The journey to becoming a publicly-limited company from a private company is a long and complex one. It involves various entities ranging from an investment bank to a registrar. The process of an IPO starts with the filing of the draft red herring prospectus with the Securities and Exchange Board of India and ends with the listing of the shares. In the last three financial years, around 85 companies went public in India.
Different types of IPO
The major difference between both the methods of IPO is the price at which the shares are offered to the public. In the fixed-price method, the price at which shares will be issued and allotted to investors is declared in advance by the company. In the fixed-price method, the demand for shares during the IPO is known after the closure of the issue. It simply means, the data about the number of retail, HNI or institutional investors applying for the IPO is not given out on a daily basis and is only available after the issue closes. In India, half of the shares offered through the fixed-price method are reserved for retail investors.
Book building method

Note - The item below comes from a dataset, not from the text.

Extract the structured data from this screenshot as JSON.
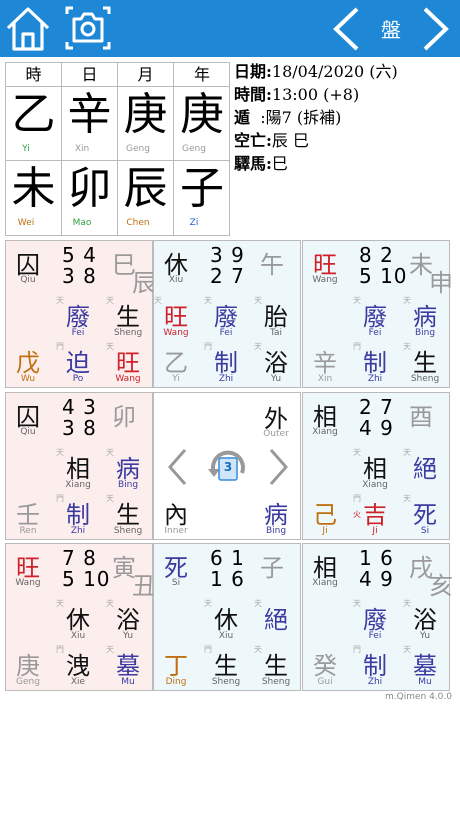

The major difference between the fixed-price method and the book building mechanism is the process to determine the issue price of the IPO. Unlike the fixed-price method, the IPO price is not announced in advance. The issue price is discovered during the IPO process. The company announces a price band and investors have to bid for shares in multiples of lots at a price within the price band. Just like a fixed-price issue, half of the shares on offer are reserved for retail investors in the book building method. To maintain transparency during the book-building process, the data of subscribers is given on a daily basis.
The process of book building
The process for an IPO through the book-building method starts with the appointment of the lead investment banker. conduct due diligence and advise the company on the size of the issue and the price band. If the company accepts the suggestion, the price band for the issue is declared with the prospectus. The upper limit of the price band is known as the ceiling price and the lower limit is known as the floor price.
Bidding: After the declaration of the price band, investors are invited to bid for the shares on offer. IPOs generally open for three days in India and investors can put in their bids during the specified days. Investors have to bid with the number of shares they intend to buy at varying price points.
With the closure of the IPO, the investment bankers initiate the process of price discovery. Since no fixed price is announced, there are various bids at different prices. Bankers decide the final price through a weighted average of all the bids received. The final price that is decided is known as the cut-off price. In the case of popular issues that attract bids in excess of the shares on offer, the cut-off price is often the ceiling price.
Publicity: During the IPO, companies are required to make public all the details of the bids that are received on a daily basis. The subscriber data is publicly available, which makes it easier to verify the cut-off price.
Settlement: After the announcement of the cut-off price, the registrars and the investment bankers of the issue have to settle the bids and complete the allotment. People who had bid at prices above the cut-off rate get a refund of the balance amount. If you are not sure of the cut-off price, you can opt for the ‘cut-off’ option in the application process. Opting for the cut-off option denotes that you are willing to buy the shares at the cut-off price that is decided. Generally, you have to bid at the ceiling price while opting for the cut-off option.
The fixed-price method was the dominant process for IPOs earlier, but all major companies opt for the book building method now. The book-building method provides ample flexibility to the investors as well as the investment bankers, which has led to its popularity.